You might guess that Helen Thomson, a journalist who studies neuroscience, would be a fan of the late Oliver Sacks. And you’d be right. Like Sacks’ The Man Who Mistook His Wife for a Hat, Thomson’s Unthinkable features case studies of people who inhabit unimaginable realities, among them a man who believes he is a tiger, a woman who is continually lost and a man who feels the bodily sensations of others as he observes them.
Thomson brings to the project an eye for detail and narrative prowess, and unlike a scientific investigator such as Sacks, she does not seek to study these astonishing minds in clinical settings, but instead in more natural ones. Based in England, Thomson travels thousands of miles to meet her contacts and visit their homes. She asks the kinds of personal questions scientists might avoid. For instance, she queries one subject, who strongly associates people with colors, what color he associates with his mother—and even with Thomson herself.
Yet Thomson’s aim, ultimately, is to shed light on what each case can tell us about our own life experiences, particularly as they are mediated by the three-pound lump of flesh in our heads. How do we find our way around, perceive our bodies and record our memories?
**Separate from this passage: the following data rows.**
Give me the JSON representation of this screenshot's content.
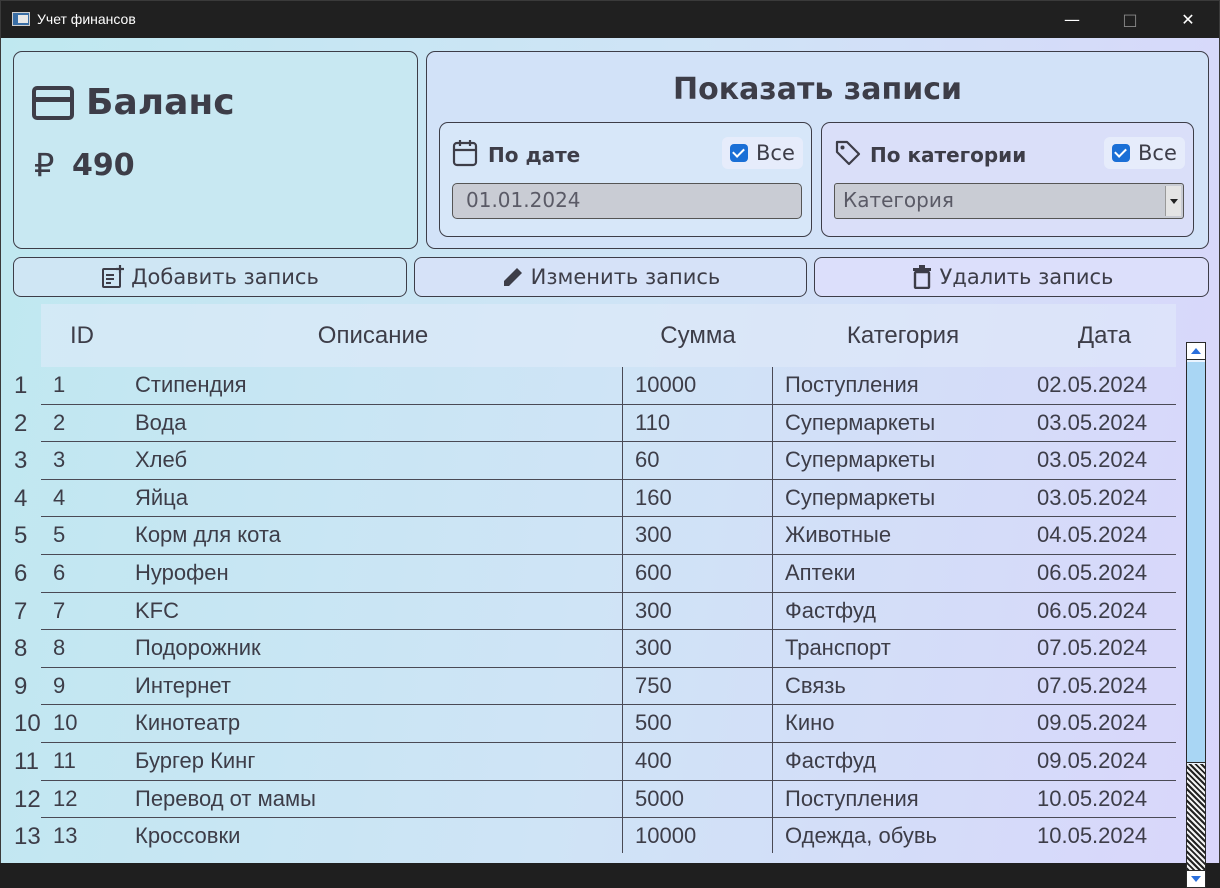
{
  "window": {
    "title": "Учет финансов"
  },
  "balance": {
    "title": "Баланс",
    "currency_symbol": "₽",
    "value": "490"
  },
  "filters": {
    "title": "Показать записи",
    "by_date": {
      "label": "По дате",
      "all_label": "Все",
      "all_checked": true,
      "date_value": "01.01.2024"
    },
    "by_category": {
      "label": "По категории",
      "all_label": "Все",
      "all_checked": true,
      "placeholder": "Категория"
    }
  },
  "actions": {
    "add": "Добавить запись",
    "edit": "Изменить запись",
    "delete": "Удалить запись"
  },
  "table": {
    "columns": [
      "ID",
      "Описание",
      "Сумма",
      "Категория",
      "Дата"
    ],
    "rows": [
      {
        "num": "1",
        "id": "1",
        "desc": "Стипендия",
        "sum": "10000",
        "cat": "Поступления",
        "date": "02.05.2024"
      },
      {
        "num": "2",
        "id": "2",
        "desc": "Вода",
        "sum": "110",
        "cat": "Супермаркеты",
        "date": "03.05.2024"
      },
      {
        "num": "3",
        "id": "3",
        "desc": "Хлеб",
        "sum": "60",
        "cat": "Супермаркеты",
        "date": "03.05.2024"
      },
      {
        "num": "4",
        "id": "4",
        "desc": "Яйца",
        "sum": "160",
        "cat": "Супермаркеты",
        "date": "03.05.2024"
      },
      {
        "num": "5",
        "id": "5",
        "desc": "Корм для кота",
        "sum": "300",
        "cat": "Животные",
        "date": "04.05.2024"
      },
      {
        "num": "6",
        "id": "6",
        "desc": "Нурофен",
        "sum": "600",
        "cat": "Аптеки",
        "date": "06.05.2024"
      },
      {
        "num": "7",
        "id": "7",
        "desc": "KFC",
        "sum": "300",
        "cat": "Фастфуд",
        "date": "06.05.2024"
      },
      {
        "num": "8",
        "id": "8",
        "desc": "Подорожник",
        "sum": "300",
        "cat": "Транспорт",
        "date": "07.05.2024"
      },
      {
        "num": "9",
        "id": "9",
        "desc": "Интернет",
        "sum": "750",
        "cat": "Связь",
        "date": "07.05.2024"
      },
      {
        "num": "10",
        "id": "10",
        "desc": "Кинотеатр",
        "sum": "500",
        "cat": "Кино",
        "date": "09.05.2024"
      },
      {
        "num": "11",
        "id": "11",
        "desc": "Бургер Кинг",
        "sum": "400",
        "cat": "Фастфуд",
        "date": "09.05.2024"
      },
      {
        "num": "12",
        "id": "12",
        "desc": "Перевод от мамы",
        "sum": "5000",
        "cat": "Поступления",
        "date": "10.05.2024"
      },
      {
        "num": "13",
        "id": "13",
        "desc": "Кроссовки",
        "sum": "10000",
        "cat": "Одежда, обувь",
        "date": "10.05.2024"
      }
    ]
  }
}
Neuroscience has exploded in the last two decades as imaging technology and a renewed exploration of human cognition have illuminated the inner workings of our minds like never before. Thomson traces the roots of this enterprise and shows how these extraordinary cases relate to ongoing investigations into the nature of perception. Fans of Sacks will enjoy and quickly devour this insightful and very readable book.